[Extracted data entries]
★ ★ ★ ★ ★

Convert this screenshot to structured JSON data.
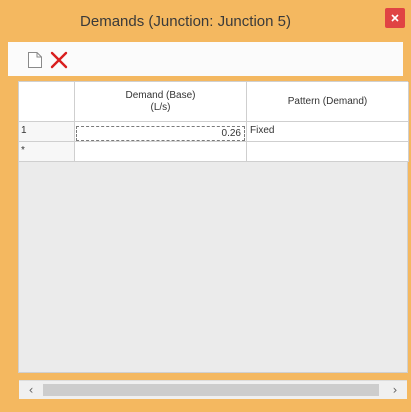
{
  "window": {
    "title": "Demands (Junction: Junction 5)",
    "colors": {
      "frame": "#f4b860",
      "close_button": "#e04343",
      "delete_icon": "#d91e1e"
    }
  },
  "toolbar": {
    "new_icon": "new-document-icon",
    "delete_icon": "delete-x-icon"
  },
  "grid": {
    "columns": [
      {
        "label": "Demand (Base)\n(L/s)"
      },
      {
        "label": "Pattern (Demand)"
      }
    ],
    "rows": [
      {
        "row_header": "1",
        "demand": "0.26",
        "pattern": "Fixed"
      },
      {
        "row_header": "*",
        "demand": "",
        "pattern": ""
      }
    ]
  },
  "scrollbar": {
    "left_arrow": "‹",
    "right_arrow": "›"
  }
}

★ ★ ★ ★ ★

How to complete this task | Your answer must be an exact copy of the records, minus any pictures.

Task response |
Convert this screenshot to structured JSON data.
{
  "window": {
    "title": "Demands (Junction: Junction 5)",
    "colors": {
      "frame": "#f4b860",
      "close_button": "#e04343",
      "delete_icon": "#d91e1e"
    }
  },
  "toolbar": {
    "new_icon": "new-document-icon",
    "delete_icon": "delete-x-icon"
  },
  "grid": {
    "columns": [
      {
        "label": "Demand (Base)\n(L/s)"
      },
      {
        "label": "Pattern (Demand)"
      }
    ],
    "rows": [
      {
        "row_header": "1",
        "demand": "0.26",
        "pattern": "Fixed"
      },
      {
        "row_header": "*",
        "demand": "",
        "pattern": ""
      }
    ]
  },
  "scrollbar": {
    "left_arrow": "‹",
    "right_arrow": "›"
  }
}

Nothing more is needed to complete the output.